A former student, Anthony, links us to an interesting promo for a class on ethical issues related to the doing of justice. The class is being offered at Harvard by Michael Sandel, and interested readers can watch any or all of Professor Sandel's classes at the link:
It looks like this would be a very stimulating class for undergraduates, but I wonder whether Prof. Sandel ever asks his students the really important questions: Why, exactly, do they hold the opinion they do on any of the matters they discuss? What is the ground of their moral opinions? Do they have one or are their opinions purely arbitrary preferences that are no more rooted in anything than is their preference for pepsi over coke?
The fundamental ethical questions are these: Do ethical judgments stand on anything or are they simply matters of personal preference? Is there moral obligation or duty and, if so, what is it that obligates us? What is it that makes an act morally right or obligatory?
Until these questions are settled talking about what's right to do in a particular situation is like speculating about whether blue is prettier than green. It's not really worth debating. Moreover, these are questions for which naturalism, at bottom, must answer: Personal preference, No and Nothing, and Nothing. If we are, after all, simply the effluvium of blind, impersonal forces then it's impossible to avoid the conclusion that, as atheistic philosopher Michael Ruse puts it, ethics is just an illusion, an evolutionary ploy to suit us for survival in the stone age.

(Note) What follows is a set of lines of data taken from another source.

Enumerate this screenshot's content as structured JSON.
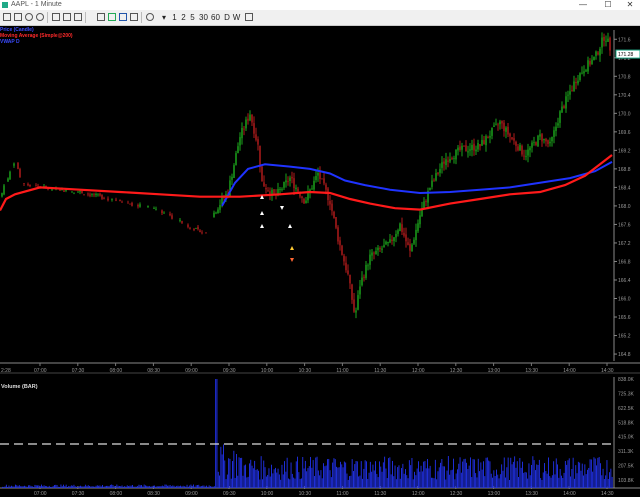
{
  "window": {
    "title": "AAPL - 1 Minute",
    "btn_min": "—",
    "btn_max": "☐",
    "btn_close": "✕"
  },
  "toolbar": {
    "intervals": [
      "1",
      "2",
      "5",
      "30",
      "60",
      "D",
      "W"
    ],
    "icons": [
      "crosshair-icon",
      "pan-icon",
      "zoom-in-icon",
      "zoom-out-icon",
      "text-icon",
      "cursor-icon",
      "indicator-icon",
      "flag-icon",
      "ruler-icon",
      "clock-icon"
    ]
  },
  "legend": {
    "price_label": "Price (Candle)",
    "ma_label": "Moving Average (Simple@200)",
    "vwap_label": "VWAP D"
  },
  "price_axis": {
    "ticks": [
      "171.6",
      "171.2",
      "170.8",
      "170.4",
      "170.0",
      "169.6",
      "169.2",
      "168.8",
      "168.4",
      "168.0",
      "167.6",
      "167.2",
      "166.8",
      "166.4",
      "166.0",
      "165.6",
      "165.2",
      "164.8"
    ],
    "last_price": "171.28"
  },
  "time_axis": {
    "ticks": [
      "07:00",
      "07:30",
      "08:00",
      "08:30",
      "09:00",
      "09:30",
      "10:00",
      "10:30",
      "11:00",
      "11:30",
      "12:00",
      "12:30",
      "13:00",
      "13:30",
      "14:00",
      "14:30"
    ],
    "start_label": "2:28"
  },
  "volume": {
    "label": "Volume (BAR)",
    "ticks": [
      "838.0K",
      "725.3K",
      "622.5K",
      "518.8K",
      "415.0K",
      "311.3K",
      "207.5K",
      "103.8K"
    ]
  },
  "colors": {
    "background": "#000000",
    "ma": "#ff1a1a",
    "vwap": "#1f33ff",
    "up": "#22cc22",
    "down": "#dd2222",
    "volume": "#2233ee"
  }
}
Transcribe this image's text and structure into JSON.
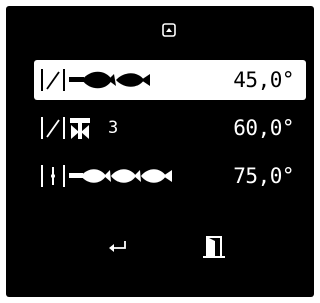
{
  "colors": {
    "background": "#000000",
    "foreground": "#ffffff",
    "selected_bg": "#ffffff",
    "selected_fg": "#000000"
  },
  "nav": {
    "up_icon": "scroll-up-icon"
  },
  "items": [
    {
      "symbol": "angled-stitch-fish-pattern-icon",
      "value": "45,0°",
      "selected": true
    },
    {
      "symbol": "angled-stitch-presser-foot-icon",
      "count": "3",
      "value": "60,0°",
      "selected": false
    },
    {
      "symbol": "straight-stitch-triple-fish-pattern-icon",
      "value": "75,0°",
      "selected": false
    }
  ],
  "footer": {
    "enter_icon": "enter-icon",
    "exit_icon": "exit-door-icon"
  }
}
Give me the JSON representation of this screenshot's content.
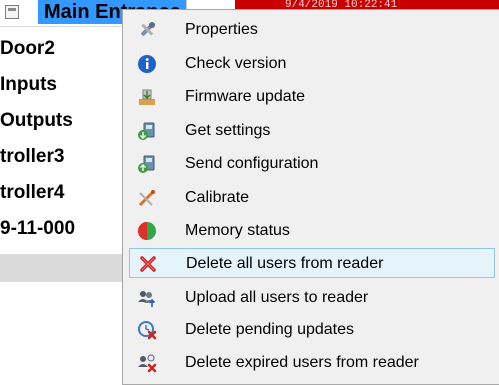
{
  "tree": {
    "selected_label": "Main Entrance",
    "items": [
      "Door2",
      "Inputs",
      "Outputs",
      "troller3",
      "troller4",
      "9-11-000"
    ]
  },
  "event_row": {
    "text": "9/4/2019 10:22:41"
  },
  "context_menu": {
    "highlighted_index": 7,
    "items": [
      {
        "label": "Properties",
        "icon": "tools-icon"
      },
      {
        "label": "Check version",
        "icon": "info-icon"
      },
      {
        "label": "Firmware update",
        "icon": "firmware-update-icon"
      },
      {
        "label": "Get settings",
        "icon": "get-settings-icon"
      },
      {
        "label": "Send configuration",
        "icon": "send-configuration-icon"
      },
      {
        "label": "Calibrate",
        "icon": "calibrate-icon"
      },
      {
        "label": "Memory status",
        "icon": "memory-status-icon"
      },
      {
        "label": "Delete all users from reader",
        "icon": "delete-red-x-icon"
      },
      {
        "label": "Upload all users to reader",
        "icon": "upload-users-icon"
      },
      {
        "label": "Delete pending updates",
        "icon": "delete-pending-updates-icon"
      },
      {
        "label": "Delete expired users from reader",
        "icon": "delete-expired-users-icon"
      }
    ]
  },
  "colors": {
    "selection_blue": "#3399ff",
    "event_red": "#c80000",
    "menu_bg": "#f0f0f0",
    "hover_bg": "#e5f3fb",
    "hover_border": "#8fc6ea"
  }
}
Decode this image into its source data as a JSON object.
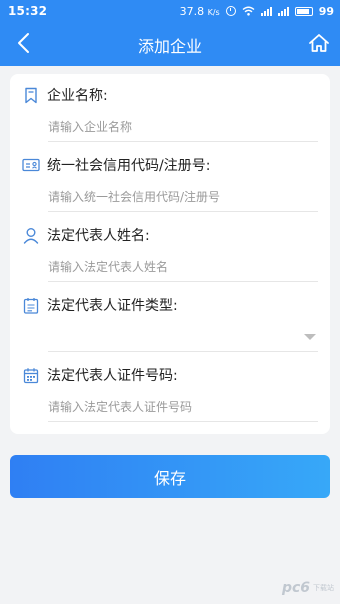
{
  "status_bar": {
    "time": "15:32",
    "network_speed": "37.8",
    "network_unit": "K/s",
    "battery": "99"
  },
  "header": {
    "title": "添加企业"
  },
  "form": {
    "fields": [
      {
        "label": "企业名称:",
        "placeholder": "请输入企业名称",
        "value": "",
        "icon": "bookmark-icon"
      },
      {
        "label": "统一社会信用代码/注册号:",
        "placeholder": "请输入统一社会信用代码/注册号",
        "value": "",
        "icon": "id-card-icon"
      },
      {
        "label": "法定代表人姓名:",
        "placeholder": "请输入法定代表人姓名",
        "value": "",
        "icon": "person-icon"
      },
      {
        "label": "法定代表人证件类型:",
        "placeholder": "",
        "value": "",
        "icon": "clipboard-icon"
      },
      {
        "label": "法定代表人证件号码:",
        "placeholder": "请输入法定代表人证件号码",
        "value": "",
        "icon": "calendar-icon"
      }
    ]
  },
  "actions": {
    "save_label": "保存"
  },
  "watermark": {
    "brand": "pc6",
    "text": "下载站"
  },
  "colors": {
    "primary": "#2f8bf4",
    "icon": "#4a88d8"
  }
}
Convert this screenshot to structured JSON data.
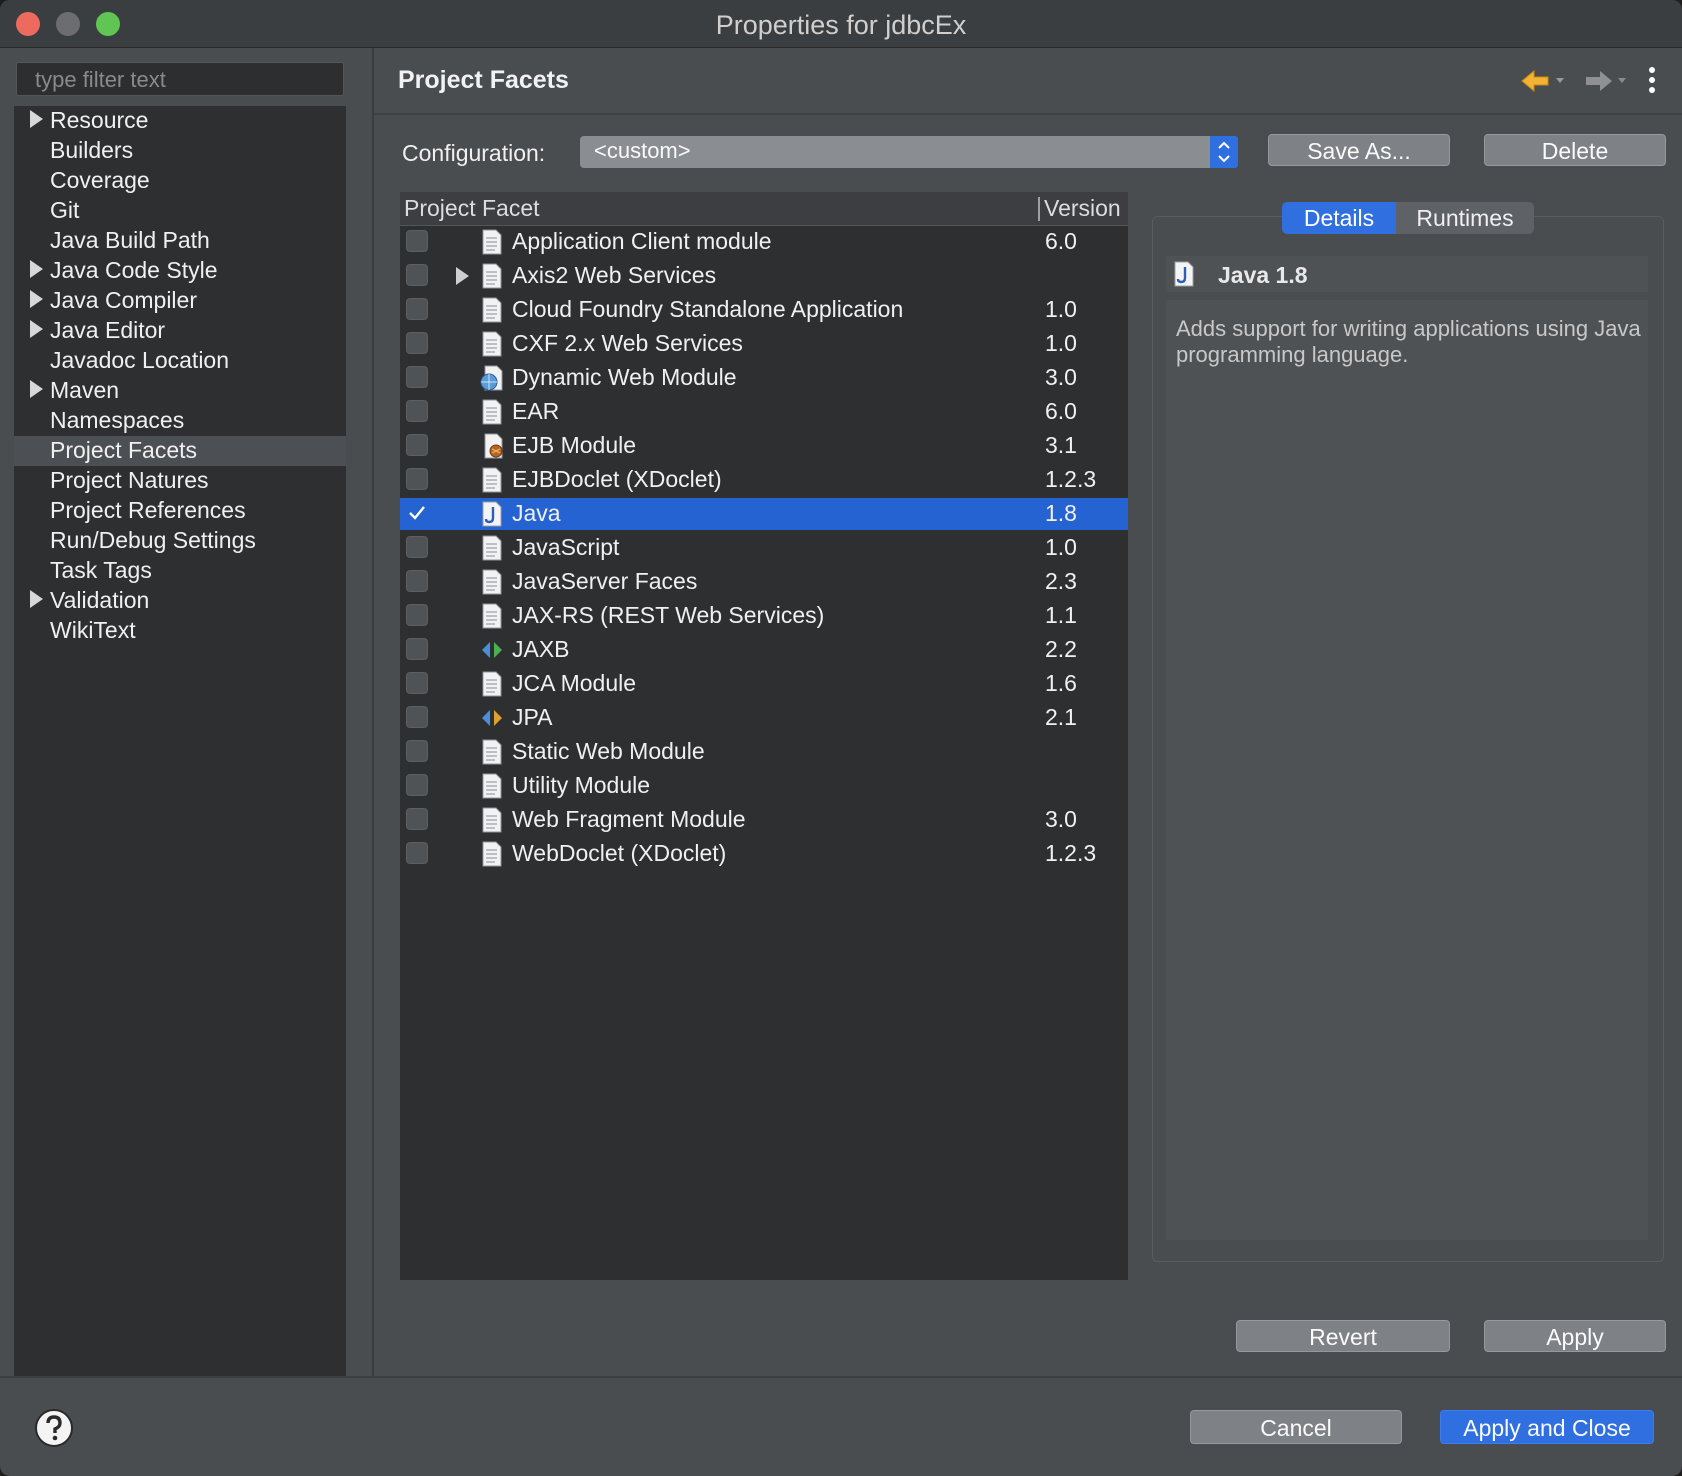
{
  "window": {
    "title": "Properties for jdbcEx"
  },
  "filter": {
    "placeholder": "type filter text"
  },
  "nav": {
    "items": [
      {
        "label": "Resource",
        "expandable": true
      },
      {
        "label": "Builders",
        "expandable": false
      },
      {
        "label": "Coverage",
        "expandable": false
      },
      {
        "label": "Git",
        "expandable": false
      },
      {
        "label": "Java Build Path",
        "expandable": false
      },
      {
        "label": "Java Code Style",
        "expandable": true
      },
      {
        "label": "Java Compiler",
        "expandable": true
      },
      {
        "label": "Java Editor",
        "expandable": true
      },
      {
        "label": "Javadoc Location",
        "expandable": false
      },
      {
        "label": "Maven",
        "expandable": true
      },
      {
        "label": "Namespaces",
        "expandable": false
      },
      {
        "label": "Project Facets",
        "expandable": false,
        "selected": true
      },
      {
        "label": "Project Natures",
        "expandable": false
      },
      {
        "label": "Project References",
        "expandable": false
      },
      {
        "label": "Run/Debug Settings",
        "expandable": false
      },
      {
        "label": "Task Tags",
        "expandable": false
      },
      {
        "label": "Validation",
        "expandable": true
      },
      {
        "label": "WikiText",
        "expandable": false
      }
    ]
  },
  "page": {
    "title": "Project Facets"
  },
  "config": {
    "label": "Configuration:",
    "value": "<custom>",
    "save_as": "Save As...",
    "delete": "Delete"
  },
  "facets": {
    "col_facet": "Project Facet",
    "col_version": "Version",
    "rows": [
      {
        "name": "Application Client module",
        "version": "6.0",
        "checked": false,
        "icon": "document-icon"
      },
      {
        "name": "Axis2 Web Services",
        "version": "",
        "checked": false,
        "icon": "document-icon",
        "expandable": true
      },
      {
        "name": "Cloud Foundry Standalone Application",
        "version": "1.0",
        "checked": false,
        "icon": "document-icon"
      },
      {
        "name": "CXF 2.x Web Services",
        "version": "1.0",
        "checked": false,
        "icon": "document-icon"
      },
      {
        "name": "Dynamic Web Module",
        "version": "3.0",
        "checked": false,
        "icon": "web-module-icon"
      },
      {
        "name": "EAR",
        "version": "6.0",
        "checked": false,
        "icon": "document-icon"
      },
      {
        "name": "EJB Module",
        "version": "3.1",
        "checked": false,
        "icon": "ejb-icon"
      },
      {
        "name": "EJBDoclet (XDoclet)",
        "version": "1.2.3",
        "checked": false,
        "icon": "document-icon"
      },
      {
        "name": "Java",
        "version": "1.8",
        "checked": true,
        "selected": true,
        "icon": "java-icon"
      },
      {
        "name": "JavaScript",
        "version": "1.0",
        "checked": false,
        "icon": "document-icon"
      },
      {
        "name": "JavaServer Faces",
        "version": "2.3",
        "checked": false,
        "icon": "document-icon"
      },
      {
        "name": "JAX-RS (REST Web Services)",
        "version": "1.1",
        "checked": false,
        "icon": "document-icon"
      },
      {
        "name": "JAXB",
        "version": "2.2",
        "checked": false,
        "icon": "jaxb-icon"
      },
      {
        "name": "JCA Module",
        "version": "1.6",
        "checked": false,
        "icon": "document-icon"
      },
      {
        "name": "JPA",
        "version": "2.1",
        "checked": false,
        "icon": "jpa-icon"
      },
      {
        "name": "Static Web Module",
        "version": "",
        "checked": false,
        "icon": "document-icon"
      },
      {
        "name": "Utility Module",
        "version": "",
        "checked": false,
        "icon": "document-icon"
      },
      {
        "name": "Web Fragment Module",
        "version": "3.0",
        "checked": false,
        "icon": "document-icon"
      },
      {
        "name": "WebDoclet (XDoclet)",
        "version": "1.2.3",
        "checked": false,
        "icon": "document-icon"
      }
    ]
  },
  "details": {
    "tab_details": "Details",
    "tab_runtimes": "Runtimes",
    "title": "Java 1.8",
    "description": "Adds support for writing applications using Java programming language."
  },
  "buttons": {
    "revert": "Revert",
    "apply": "Apply",
    "cancel": "Cancel",
    "apply_close": "Apply and Close"
  },
  "colors": {
    "accent": "#2f6fe0",
    "selection": "#2463d1"
  }
}
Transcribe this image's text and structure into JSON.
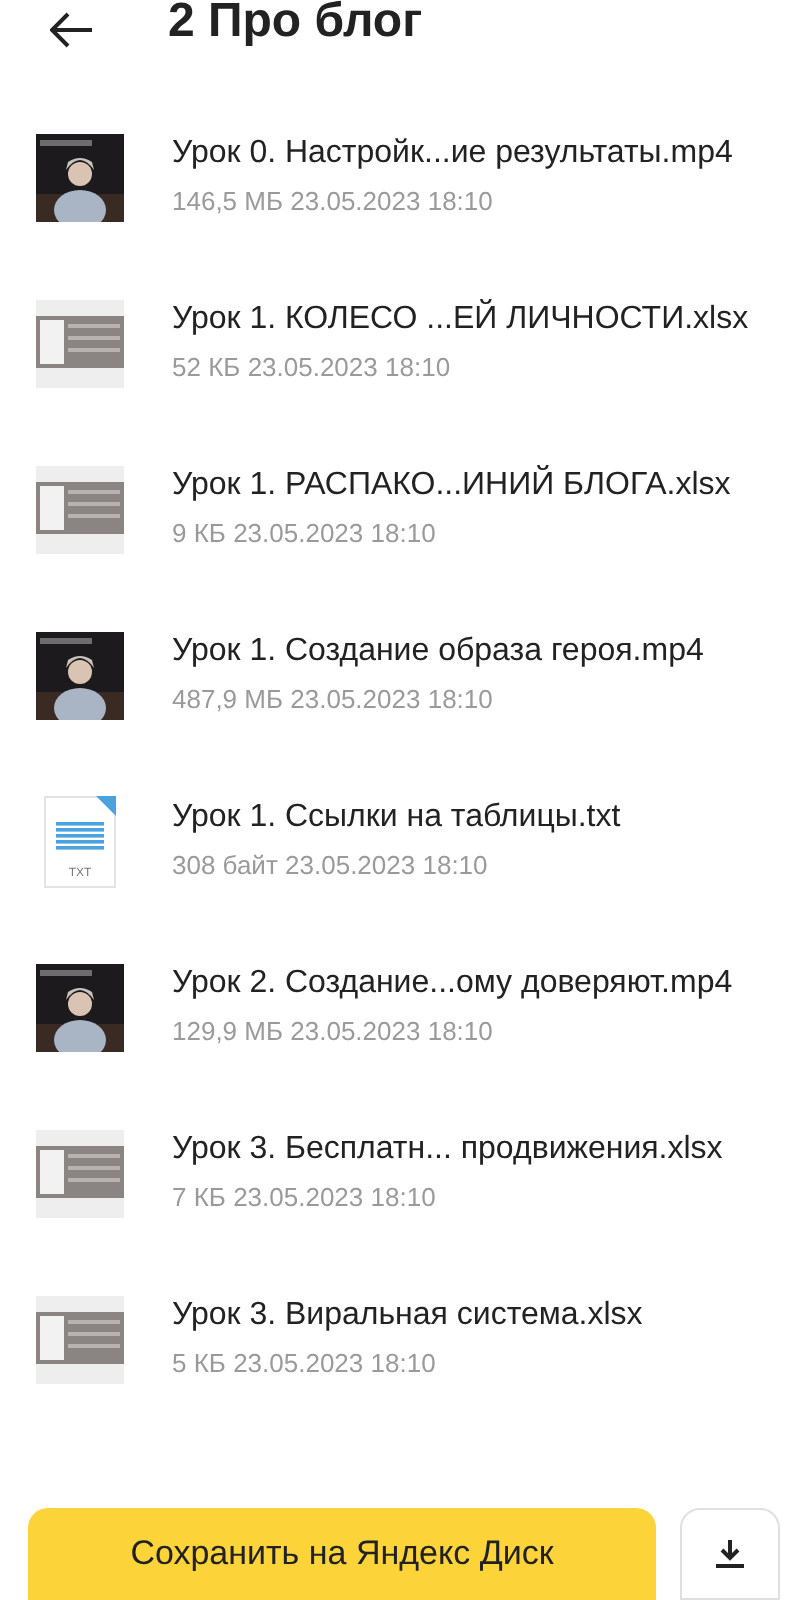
{
  "header": {
    "title": "2 Про блог"
  },
  "files": [
    {
      "name": "Урок 0. Настройк...ие результаты.mp4",
      "size": "146,5 МБ",
      "date": "23.05.2023",
      "time": "18:10",
      "kind": "video"
    },
    {
      "name": "Урок 1. КОЛЕСО ...ЕЙ ЛИЧНОСТИ.xlsx",
      "size": "52 КБ",
      "date": "23.05.2023",
      "time": "18:10",
      "kind": "sheet"
    },
    {
      "name": "Урок 1. РАСПАКО...ИНИЙ БЛОГА.xlsx",
      "size": "9 КБ",
      "date": "23.05.2023",
      "time": "18:10",
      "kind": "sheet"
    },
    {
      "name": "Урок 1. Создание образа героя.mp4",
      "size": "487,9 МБ",
      "date": "23.05.2023",
      "time": "18:10",
      "kind": "video"
    },
    {
      "name": "Урок 1. Ссылки на таблицы.txt",
      "size": "308 байт",
      "date": "23.05.2023",
      "time": "18:10",
      "kind": "txt",
      "icon_label": "TXT"
    },
    {
      "name": "Урок 2. Создание...ому доверяют.mp4",
      "size": "129,9 МБ",
      "date": "23.05.2023",
      "time": "18:10",
      "kind": "video"
    },
    {
      "name": "Урок 3. Бесплатн... продвижения.xlsx",
      "size": "7 КБ",
      "date": "23.05.2023",
      "time": "18:10",
      "kind": "sheet"
    },
    {
      "name": "Урок 3. Виральная система.xlsx",
      "size": "5 КБ",
      "date": "23.05.2023",
      "time": "18:10",
      "kind": "sheet"
    }
  ],
  "save_button": {
    "label": "Сохранить на Яндекс Диск"
  }
}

Remember Ruse the next time you hear an atheist or secularist make a moral judgment - for example, when they insist that we have a moral duty to help the poor. What they're telling you when they say that "X is right (or wrong)" is nothing more than "I like (or don't like) X." to which the appropriate rejoinder is, "So why should anyone care?" Ethics is pretty much literal nonsense unless there is a transcendent, personal, moral authority who serves as a source of objective moral obligation. The atheist who denies the existence of such an authority is only speaking gibberish when he proclaims that "we should do X" or that "X is a moral duty."
Hopefully, Professor Sandel points all this out to his students, but since he's at Harvard I suppose I shouldn't count on it.RLC